Rational Thinking said...

Superb! Thanks, Steve :-)

I shall attempt to apply this when watching the Winter Olympics.

Steve Salerno said...

Cal: You are correct, sir. I've actually been circulating this one for three years now, with no takers. So I figured, what the hell, I'd publish it for a few people who might appreciate it. Thanks.

RevRon's Rants said...

Love it, Steve. It is especially appealing to fans like myself, who would likely opt to TIVO The Game, then delete everything save for the halftime show and the commercials. :-)

Steve Salerno said...

Ron (and to some degree this applies to comments by Cal and RT, above): Those of us in "the industry" know that there used to be a much larger (paying) market for this sort of whimsy. Sadly, magazines are devoting more and more ink to service journalism (because that's where the easiest ad-sales tie-ins are), and newspaper opinion sections are becoming all-politics-all-the-time. Even the venerable New Yorker, arguably the last well-paying bastion of snarky observational humor, allocates far less space for this type of writing than it used to, and--in another worrisome trend--prefers to assign such pieces to celebrities from other realms rather than to those of us who do this for a (supposed) living.

Had I thought about it in time, I would've trimmed this down and sent it to Smithsonian for their storied back-page feature. But even they don't really pay.

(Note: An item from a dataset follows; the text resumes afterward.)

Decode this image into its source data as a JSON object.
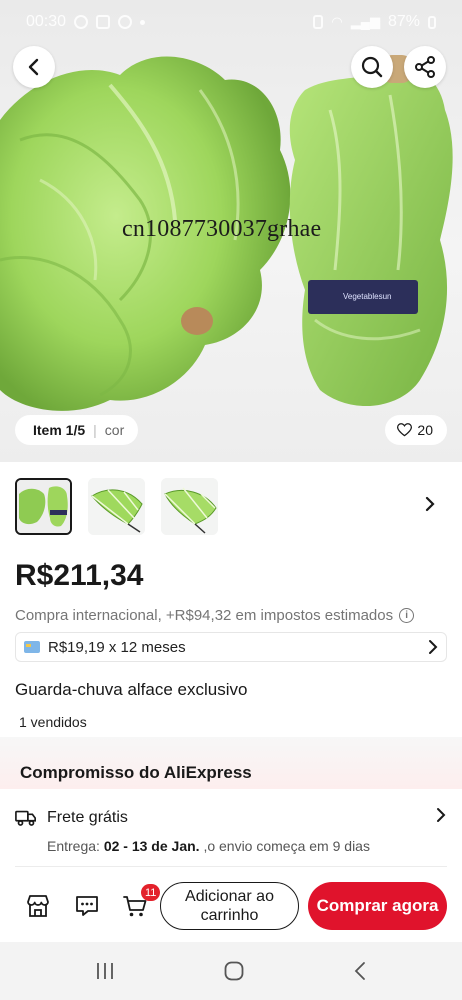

Meanwhile, I can sit down with a PR assignment and, in an hour or so, earn the same kind of money I get from major magazines after turning in assignments that took me over a month to research and write. Very depressing.

sassy sasha said...

i'm not a huge sports fan but i hear my brothers say shit like this all the time and they're SERIOUS, very funny steve!!

Sarsabu said...

The team that will win will be the one that wants it more! (Therefore my advice is that both teams start immediately doing some turbo-charged wanting. This is to ensure that they definitely want it way more than their opponents and victory will be assured).

Steve Salerno said...

Sars: Thanks, I don't know how I overlooked that one!

LizaJane said...

Love it! Thanks, Steve. It did remind me of a "Shouts and Murmurs" column from The New Yorker.

Have sales of SHAM risen recently? If so, that was me pointing various SHAM-y FB friends in your book's direction. No thanks necessary... : )

Cal said...

I apologize for the off-topic comment/question:

Steve, did you say a long time ago on a blog comment (not an actual posting) that Taylor Swift couldn't sing?

I did a search of the blog and nothing popped up. I just remembered what I believed you said since the controversy over her performance during the Grammy's.

Steve Salerno said...

Cal: No, it was some other vaunted "singer-songwriter" that inspired my snark--some early-teen who got this incredible record deal in spite of the fact that she couldn't stay on key for more than two notes at a time. The name escapes me.